Impact: Dubbed "Queer Ken" by the Stranger's openly gay scribe Dan Savage, Earring Magic Ken soon became the best-selling Ken doll in history. Gay men and kitsch fans across America snatched them off Toys R Us shelves. But Mattel couldn't handle the heat, and recalled the doll from the stores. It's now a sizzling hot collectible. Perhaps confused over their relationship, Ken and Barbie did indeed go their separate ways in 2004, though earlier this year she took him back. It's not clear how their sex life is, but if their creator had any influence, it's certainly not dull.

Personal Connection: While at Hasbro, Mattel's strongest competitor, I was often in brand meetings where all manner of irony-free ridiculousness was proposed. When troubled by brand incompetence, I would use the phrase "Earring Magic Ken" as a neutron bomb. Whatever dumb idea was being championed quickly died on the table. It was the equivalent of shouting "Hitler" in a crowded internet thread. (Of course, I wasn't invited to every brand meeting, so I didn't have the chance to use that argument on this.)

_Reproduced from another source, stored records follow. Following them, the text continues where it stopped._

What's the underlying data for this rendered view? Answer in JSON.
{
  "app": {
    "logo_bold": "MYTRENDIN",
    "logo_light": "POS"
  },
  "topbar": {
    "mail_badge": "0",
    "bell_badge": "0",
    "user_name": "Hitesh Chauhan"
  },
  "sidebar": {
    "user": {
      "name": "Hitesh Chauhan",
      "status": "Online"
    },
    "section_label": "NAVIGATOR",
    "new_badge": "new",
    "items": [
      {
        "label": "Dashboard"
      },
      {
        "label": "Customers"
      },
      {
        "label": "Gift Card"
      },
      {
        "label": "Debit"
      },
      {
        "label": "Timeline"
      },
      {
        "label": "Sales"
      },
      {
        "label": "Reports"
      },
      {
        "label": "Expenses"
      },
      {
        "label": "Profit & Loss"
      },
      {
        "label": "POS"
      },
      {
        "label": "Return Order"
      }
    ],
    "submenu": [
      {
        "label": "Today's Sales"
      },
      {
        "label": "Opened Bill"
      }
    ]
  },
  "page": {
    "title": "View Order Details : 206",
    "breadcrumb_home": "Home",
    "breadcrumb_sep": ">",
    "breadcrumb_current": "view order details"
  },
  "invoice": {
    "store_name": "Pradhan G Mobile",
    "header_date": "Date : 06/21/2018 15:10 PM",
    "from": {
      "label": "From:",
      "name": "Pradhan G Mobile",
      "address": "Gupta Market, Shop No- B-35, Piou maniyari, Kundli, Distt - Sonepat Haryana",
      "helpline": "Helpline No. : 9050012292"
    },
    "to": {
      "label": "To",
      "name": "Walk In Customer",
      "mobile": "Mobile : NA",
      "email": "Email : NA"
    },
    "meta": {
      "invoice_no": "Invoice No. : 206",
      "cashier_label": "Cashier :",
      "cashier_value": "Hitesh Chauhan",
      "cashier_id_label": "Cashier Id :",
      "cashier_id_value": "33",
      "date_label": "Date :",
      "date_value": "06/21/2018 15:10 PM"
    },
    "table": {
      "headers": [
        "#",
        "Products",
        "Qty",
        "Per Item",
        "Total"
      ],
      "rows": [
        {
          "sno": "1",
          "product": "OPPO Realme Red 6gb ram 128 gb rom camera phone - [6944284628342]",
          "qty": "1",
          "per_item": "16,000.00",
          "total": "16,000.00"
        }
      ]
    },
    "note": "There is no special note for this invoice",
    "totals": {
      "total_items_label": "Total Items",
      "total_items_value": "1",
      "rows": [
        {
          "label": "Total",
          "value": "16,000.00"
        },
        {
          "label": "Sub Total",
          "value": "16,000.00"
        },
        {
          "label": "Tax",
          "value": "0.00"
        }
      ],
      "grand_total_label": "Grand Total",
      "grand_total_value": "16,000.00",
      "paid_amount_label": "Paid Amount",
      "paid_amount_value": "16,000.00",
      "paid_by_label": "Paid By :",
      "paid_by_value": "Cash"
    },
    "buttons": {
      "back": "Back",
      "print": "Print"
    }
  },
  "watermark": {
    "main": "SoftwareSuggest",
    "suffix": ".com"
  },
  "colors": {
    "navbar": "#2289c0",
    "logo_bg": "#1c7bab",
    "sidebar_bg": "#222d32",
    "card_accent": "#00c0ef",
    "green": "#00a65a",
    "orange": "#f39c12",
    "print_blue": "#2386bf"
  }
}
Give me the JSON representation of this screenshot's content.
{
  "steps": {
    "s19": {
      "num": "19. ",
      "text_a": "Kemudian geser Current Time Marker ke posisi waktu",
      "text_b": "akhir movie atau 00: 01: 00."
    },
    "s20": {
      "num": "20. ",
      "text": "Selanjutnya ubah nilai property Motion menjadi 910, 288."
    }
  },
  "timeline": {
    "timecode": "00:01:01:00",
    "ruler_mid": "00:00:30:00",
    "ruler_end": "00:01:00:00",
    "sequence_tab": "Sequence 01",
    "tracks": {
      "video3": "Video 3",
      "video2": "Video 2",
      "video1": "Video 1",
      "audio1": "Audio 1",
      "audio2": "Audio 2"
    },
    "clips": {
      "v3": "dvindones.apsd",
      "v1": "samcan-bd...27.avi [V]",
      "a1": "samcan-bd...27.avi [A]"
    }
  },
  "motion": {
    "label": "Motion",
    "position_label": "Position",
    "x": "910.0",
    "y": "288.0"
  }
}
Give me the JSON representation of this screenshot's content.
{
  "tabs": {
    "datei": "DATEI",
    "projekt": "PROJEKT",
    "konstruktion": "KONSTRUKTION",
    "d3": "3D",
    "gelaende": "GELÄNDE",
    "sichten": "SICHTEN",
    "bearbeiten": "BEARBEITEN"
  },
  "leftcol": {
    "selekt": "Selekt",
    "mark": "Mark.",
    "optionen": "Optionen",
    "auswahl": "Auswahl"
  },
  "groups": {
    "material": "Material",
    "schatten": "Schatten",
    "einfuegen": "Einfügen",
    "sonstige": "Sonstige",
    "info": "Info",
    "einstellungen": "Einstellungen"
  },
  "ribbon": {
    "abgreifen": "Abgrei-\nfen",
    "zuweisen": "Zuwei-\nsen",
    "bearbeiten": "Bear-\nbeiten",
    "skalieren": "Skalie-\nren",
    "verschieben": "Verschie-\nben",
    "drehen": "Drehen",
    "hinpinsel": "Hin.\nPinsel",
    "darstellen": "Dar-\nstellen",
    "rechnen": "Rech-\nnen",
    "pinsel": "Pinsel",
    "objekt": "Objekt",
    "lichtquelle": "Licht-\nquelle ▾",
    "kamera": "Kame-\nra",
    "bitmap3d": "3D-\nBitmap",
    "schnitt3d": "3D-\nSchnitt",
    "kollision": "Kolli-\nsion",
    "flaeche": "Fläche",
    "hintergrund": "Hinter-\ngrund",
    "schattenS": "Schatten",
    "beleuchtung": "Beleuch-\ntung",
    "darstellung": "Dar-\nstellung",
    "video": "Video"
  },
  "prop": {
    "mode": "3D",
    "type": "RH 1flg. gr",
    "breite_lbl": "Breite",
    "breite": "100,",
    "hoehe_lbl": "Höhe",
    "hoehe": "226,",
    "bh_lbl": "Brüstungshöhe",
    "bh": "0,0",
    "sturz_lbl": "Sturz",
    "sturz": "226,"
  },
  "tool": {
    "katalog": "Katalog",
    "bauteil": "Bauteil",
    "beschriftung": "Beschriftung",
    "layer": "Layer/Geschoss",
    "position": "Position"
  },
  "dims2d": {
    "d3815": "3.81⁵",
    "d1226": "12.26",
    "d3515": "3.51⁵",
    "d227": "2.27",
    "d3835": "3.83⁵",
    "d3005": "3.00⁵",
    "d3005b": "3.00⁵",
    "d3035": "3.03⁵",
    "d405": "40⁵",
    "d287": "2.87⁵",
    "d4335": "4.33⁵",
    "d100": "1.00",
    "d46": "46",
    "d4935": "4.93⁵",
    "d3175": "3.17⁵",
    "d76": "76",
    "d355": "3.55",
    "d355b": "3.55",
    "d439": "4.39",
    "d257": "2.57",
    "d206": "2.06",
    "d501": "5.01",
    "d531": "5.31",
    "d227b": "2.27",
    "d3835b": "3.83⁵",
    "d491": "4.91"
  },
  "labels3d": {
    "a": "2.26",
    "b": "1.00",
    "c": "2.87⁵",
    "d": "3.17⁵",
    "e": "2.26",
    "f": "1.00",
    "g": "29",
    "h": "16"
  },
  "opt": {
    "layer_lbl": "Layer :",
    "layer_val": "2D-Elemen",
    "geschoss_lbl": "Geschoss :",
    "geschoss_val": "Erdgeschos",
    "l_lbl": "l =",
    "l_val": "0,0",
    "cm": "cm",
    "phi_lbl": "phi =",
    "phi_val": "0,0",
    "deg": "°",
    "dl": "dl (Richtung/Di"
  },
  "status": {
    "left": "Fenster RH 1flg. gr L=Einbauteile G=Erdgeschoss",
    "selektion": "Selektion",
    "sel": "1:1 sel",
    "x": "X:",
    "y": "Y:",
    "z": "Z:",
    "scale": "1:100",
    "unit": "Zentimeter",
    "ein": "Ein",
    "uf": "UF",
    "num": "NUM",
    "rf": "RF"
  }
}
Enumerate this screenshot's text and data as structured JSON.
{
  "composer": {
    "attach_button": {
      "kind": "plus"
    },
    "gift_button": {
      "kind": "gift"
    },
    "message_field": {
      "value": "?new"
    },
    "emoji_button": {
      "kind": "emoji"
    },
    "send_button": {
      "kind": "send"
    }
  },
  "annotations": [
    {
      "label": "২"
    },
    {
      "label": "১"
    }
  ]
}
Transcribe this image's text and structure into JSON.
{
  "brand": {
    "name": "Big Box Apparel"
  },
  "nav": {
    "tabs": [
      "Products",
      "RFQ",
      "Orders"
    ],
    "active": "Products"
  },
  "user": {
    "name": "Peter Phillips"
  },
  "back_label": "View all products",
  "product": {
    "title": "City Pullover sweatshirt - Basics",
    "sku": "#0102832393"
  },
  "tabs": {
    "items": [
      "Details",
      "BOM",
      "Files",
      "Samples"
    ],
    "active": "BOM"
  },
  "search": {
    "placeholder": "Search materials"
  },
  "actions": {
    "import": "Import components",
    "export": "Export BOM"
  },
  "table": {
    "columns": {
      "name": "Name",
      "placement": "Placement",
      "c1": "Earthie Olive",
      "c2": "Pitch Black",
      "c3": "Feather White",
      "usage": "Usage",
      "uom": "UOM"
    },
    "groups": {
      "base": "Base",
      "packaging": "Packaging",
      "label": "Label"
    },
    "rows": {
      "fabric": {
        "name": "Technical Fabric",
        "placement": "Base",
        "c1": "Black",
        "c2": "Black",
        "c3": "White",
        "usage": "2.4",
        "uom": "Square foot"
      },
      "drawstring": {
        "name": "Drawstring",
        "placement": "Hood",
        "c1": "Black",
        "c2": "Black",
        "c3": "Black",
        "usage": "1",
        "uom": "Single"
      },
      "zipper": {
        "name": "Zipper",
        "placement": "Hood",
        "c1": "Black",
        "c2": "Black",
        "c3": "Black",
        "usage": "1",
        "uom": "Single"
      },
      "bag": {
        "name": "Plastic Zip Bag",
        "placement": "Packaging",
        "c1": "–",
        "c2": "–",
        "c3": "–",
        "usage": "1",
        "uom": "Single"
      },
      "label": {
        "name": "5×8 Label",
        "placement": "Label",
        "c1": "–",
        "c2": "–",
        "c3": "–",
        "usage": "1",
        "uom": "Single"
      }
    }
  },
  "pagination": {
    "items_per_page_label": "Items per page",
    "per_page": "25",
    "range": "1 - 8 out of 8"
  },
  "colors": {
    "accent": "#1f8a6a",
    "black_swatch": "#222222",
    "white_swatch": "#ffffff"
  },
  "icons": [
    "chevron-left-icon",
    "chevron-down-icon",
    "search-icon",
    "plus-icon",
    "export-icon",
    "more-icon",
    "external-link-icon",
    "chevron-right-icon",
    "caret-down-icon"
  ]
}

Other Contenders: gunmaker Smith & Wesson hires a chairman who did 15 years in the clink for armed robbery; McDonald's says "When the U.S. wins, you win!" at the Soviet-boycotted 1984 Summer Olympics, then nearly bankrupts itself when the U.S. wins every medal in sight; Harley-Davidson thinks that you want to smell like a biker; Hasbro decides the new Risk is not for women; Facebook sets itself on fire (currently tracking at 16-1 against).